"Reusable Coordination Components: A Silver Bullet for Reliable Development of Cooperative Information Systems?"

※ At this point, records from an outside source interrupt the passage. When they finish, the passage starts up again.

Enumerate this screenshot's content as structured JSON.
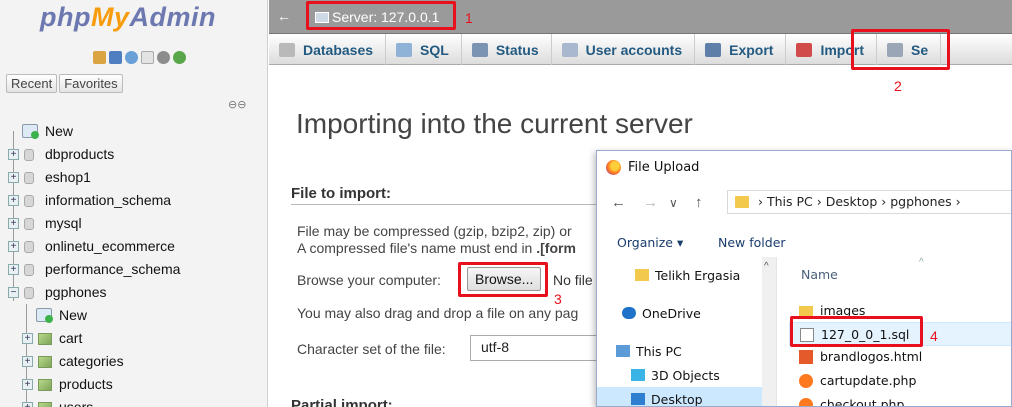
{
  "app": {
    "logo": {
      "php": "php",
      "my": "My",
      "admin": "Admin"
    },
    "recent_label": "Recent",
    "favorites_label": "Favorites",
    "quick_icon_colors": [
      "#d9a441",
      "#4f7fc0",
      "#6aa0d8",
      "#cfcfcf",
      "#8c8c8c",
      "#5aa64b"
    ]
  },
  "tree": {
    "items": [
      {
        "label": "New",
        "type": "new",
        "level": 0
      },
      {
        "label": "dbproducts",
        "type": "db",
        "level": 0
      },
      {
        "label": "eshop1",
        "type": "db",
        "level": 0
      },
      {
        "label": "information_schema",
        "type": "db",
        "level": 0
      },
      {
        "label": "mysql",
        "type": "db",
        "level": 0
      },
      {
        "label": "onlinetu_ecommerce",
        "type": "db",
        "level": 0
      },
      {
        "label": "performance_schema",
        "type": "db",
        "level": 0
      },
      {
        "label": "pgphones",
        "type": "db",
        "level": 0,
        "expanded": true
      },
      {
        "label": "New",
        "type": "new",
        "level": 1
      },
      {
        "label": "cart",
        "type": "table",
        "level": 1
      },
      {
        "label": "categories",
        "type": "table",
        "level": 1
      },
      {
        "label": "products",
        "type": "table",
        "level": 1
      },
      {
        "label": "users",
        "type": "table",
        "level": 1
      }
    ]
  },
  "serverbar": {
    "back_arrow": "←",
    "crumb": "Server: 127.0.0.1"
  },
  "tabs": [
    {
      "label": "Databases",
      "icon": "database-icon",
      "color": "#b9b9b9"
    },
    {
      "label": "SQL",
      "icon": "sql-icon",
      "color": "#8fb3d6"
    },
    {
      "label": "Status",
      "icon": "status-icon",
      "color": "#7c94b4"
    },
    {
      "label": "User accounts",
      "icon": "users-icon",
      "color": "#a9b8cf"
    },
    {
      "label": "Export",
      "icon": "export-icon",
      "color": "#5e7fa8"
    },
    {
      "label": "Import",
      "icon": "import-icon",
      "color": "#d24b4b"
    },
    {
      "label": "Se",
      "icon": "wrench-icon",
      "color": "#9aa6b6"
    }
  ],
  "main": {
    "title": "Importing into the current server",
    "file_to_import": "File to import:",
    "hint1": "File may be compressed (gzip, bzip2, zip) or",
    "hint2_prefix": "A compressed file's name must end in ",
    "hint2_bold": ".[form",
    "browse_label": "Browse your computer:",
    "browse_button": "Browse...",
    "no_file": "No file",
    "drag_text": "You may also drag and drop a file on any pag",
    "charset_label": "Character set of the file:",
    "charset_value": "utf-8",
    "partial_import": "Partial import:"
  },
  "dialog": {
    "title": "File Upload",
    "nav_back": "←",
    "nav_forward": "→",
    "nav_dropdown": "∨",
    "nav_up": "↑",
    "address_path": "›  This PC  ›  Desktop  ›  pgphones  ›",
    "organize": "Organize ▾",
    "new_folder": "New folder",
    "nav_items": [
      {
        "label": "Telikh Ergasia",
        "icon": "folder-icon",
        "color": "#f2c94c"
      },
      {
        "label": "OneDrive",
        "icon": "cloud-icon",
        "color": "#1e73c8"
      },
      {
        "label": "This PC",
        "icon": "computer-icon",
        "color": "#5a9bd8"
      },
      {
        "label": "3D Objects",
        "icon": "cube-icon",
        "color": "#3ab3e6"
      },
      {
        "label": "Desktop",
        "icon": "desktop-icon",
        "color": "#2f7fd1"
      }
    ],
    "column_name": "Name",
    "files": [
      {
        "label": "images",
        "icon": "folder-icon",
        "color": "#f2c94c"
      },
      {
        "label": "127_0_0_1.sql",
        "icon": "file-icon",
        "color": "#ffffff"
      },
      {
        "label": "brandlogos.html",
        "icon": "html-file-icon",
        "color": "#e55a2a"
      },
      {
        "label": "cartupdate.php",
        "icon": "firefox-icon",
        "color": "#ff7a1f"
      },
      {
        "label": "checkout.php",
        "icon": "firefox-icon",
        "color": "#ff7a1f"
      }
    ]
  },
  "annotations": [
    "1",
    "2",
    "3",
    "4"
  ],
  "accent_red": "#e8101c"
}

Graduated engineer of computer sciences, Ph.D., Habilitation and professor position at TU Wien. Heinz-Zemanek Research Award for Ph.D. work on "Multi Database Systems". Kurt-Gödel Research Grant from the Austrian Government for a sabbatical at the Indiana Center for Databases at Purdue University, USA. International publications and teaching in the areas of methods and tools for software development, software engineering, coordination languages, software integration, parallel and distributed programming, heterogeneous transaction processing, and space based computing. Project coordinator of nationally (FWF, FFG, AT), internationally (EU Commission) funded research projects, and projects with industry. International software patents for research work on a new "Coordination System". Seven years of experience as Chief Technological Officer (CTO) of an Austrian Spin-Off company for software development. Conference chair, program committee member, organizer and coordinator of international conferences. Member of the Governing Board of the Austrian and European UNIX systems user group. Member of the ISO Working Group for the standardization of Prolog. Member of the Senate of the Christian Doppler Forschungsgesellschaft (CDG). Member of the Science and Research Council of the Federal State of Salzburg.

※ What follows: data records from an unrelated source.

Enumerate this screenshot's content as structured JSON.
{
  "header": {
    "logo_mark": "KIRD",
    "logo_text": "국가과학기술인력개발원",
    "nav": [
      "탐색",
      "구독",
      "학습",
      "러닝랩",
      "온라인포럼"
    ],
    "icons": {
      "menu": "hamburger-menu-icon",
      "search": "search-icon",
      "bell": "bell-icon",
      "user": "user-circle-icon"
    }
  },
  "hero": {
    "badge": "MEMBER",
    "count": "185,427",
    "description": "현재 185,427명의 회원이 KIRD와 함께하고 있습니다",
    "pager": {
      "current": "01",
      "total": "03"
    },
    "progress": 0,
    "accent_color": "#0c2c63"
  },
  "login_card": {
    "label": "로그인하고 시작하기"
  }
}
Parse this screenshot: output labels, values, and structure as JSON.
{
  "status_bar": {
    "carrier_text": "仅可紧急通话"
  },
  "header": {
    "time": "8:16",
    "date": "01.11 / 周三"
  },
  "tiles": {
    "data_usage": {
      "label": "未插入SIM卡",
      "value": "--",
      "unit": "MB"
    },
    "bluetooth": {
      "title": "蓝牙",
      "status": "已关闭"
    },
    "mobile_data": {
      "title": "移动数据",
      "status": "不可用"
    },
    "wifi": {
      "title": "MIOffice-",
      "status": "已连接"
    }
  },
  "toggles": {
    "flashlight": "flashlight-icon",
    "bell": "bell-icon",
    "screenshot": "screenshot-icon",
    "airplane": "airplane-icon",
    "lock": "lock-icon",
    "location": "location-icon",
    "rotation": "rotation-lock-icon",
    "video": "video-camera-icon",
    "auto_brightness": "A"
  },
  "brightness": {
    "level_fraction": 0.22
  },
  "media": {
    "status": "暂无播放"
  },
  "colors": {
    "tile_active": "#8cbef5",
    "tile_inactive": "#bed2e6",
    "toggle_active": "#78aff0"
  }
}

Today’s emerging trends like factory of the future, big data, Internet of Things, intelligent traffic solutions, cyber-physical systems, wireless sensor networks, and smart home/city/grid raise major new challenges on software development. They are characterized by high concurrency, distribution and dynamics as well as huge numbers of heterogeneous devices, resources and users that must collaborate in a reliable way. The management of all interactions and dependencies between the participants is a complex task posing massive coordination and integration problems. Must these be solved for each new application from scratch?

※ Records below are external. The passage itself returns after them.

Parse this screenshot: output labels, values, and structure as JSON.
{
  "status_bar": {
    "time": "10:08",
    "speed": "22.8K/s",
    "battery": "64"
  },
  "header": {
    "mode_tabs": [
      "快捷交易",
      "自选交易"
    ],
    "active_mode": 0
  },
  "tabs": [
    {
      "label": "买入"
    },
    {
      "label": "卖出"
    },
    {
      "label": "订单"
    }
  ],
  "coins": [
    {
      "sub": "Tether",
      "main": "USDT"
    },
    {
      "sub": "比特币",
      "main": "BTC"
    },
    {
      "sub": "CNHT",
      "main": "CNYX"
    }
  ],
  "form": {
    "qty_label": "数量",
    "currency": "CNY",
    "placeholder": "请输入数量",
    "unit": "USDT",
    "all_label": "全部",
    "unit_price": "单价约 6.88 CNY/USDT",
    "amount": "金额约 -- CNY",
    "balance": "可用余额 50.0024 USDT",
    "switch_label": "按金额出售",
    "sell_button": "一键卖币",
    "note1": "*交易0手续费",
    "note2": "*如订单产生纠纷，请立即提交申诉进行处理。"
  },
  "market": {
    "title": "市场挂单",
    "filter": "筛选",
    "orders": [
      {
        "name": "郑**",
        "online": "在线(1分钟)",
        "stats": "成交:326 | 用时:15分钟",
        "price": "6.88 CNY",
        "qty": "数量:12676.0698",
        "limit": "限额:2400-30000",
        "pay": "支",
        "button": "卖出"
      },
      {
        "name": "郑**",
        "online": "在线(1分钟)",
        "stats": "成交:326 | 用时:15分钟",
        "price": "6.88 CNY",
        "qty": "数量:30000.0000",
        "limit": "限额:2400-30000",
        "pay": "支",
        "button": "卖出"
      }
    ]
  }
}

An alternative approach would be to identify similarities in their communication and synchronization behavior, to design corresponding “reusable patterns” with the help of a suitable and flexible coordination model, and finally to realize the patterns in form of software components that run on a suitable middleware platform. In this keynote we will discuss state-of-the-art coordination models and middlewaresystems to achieve this goal. The sharing of coordination components among different use cases on different platforms, reaching from energy-aware micro-controller platforms to enterprise server systems, is demonstrated by means of real-life scenarios from different domains. The vision is to compose advanced cooperative information systems from proven, configurable, reusable “coordination components”, thus reducing software development risks and costs.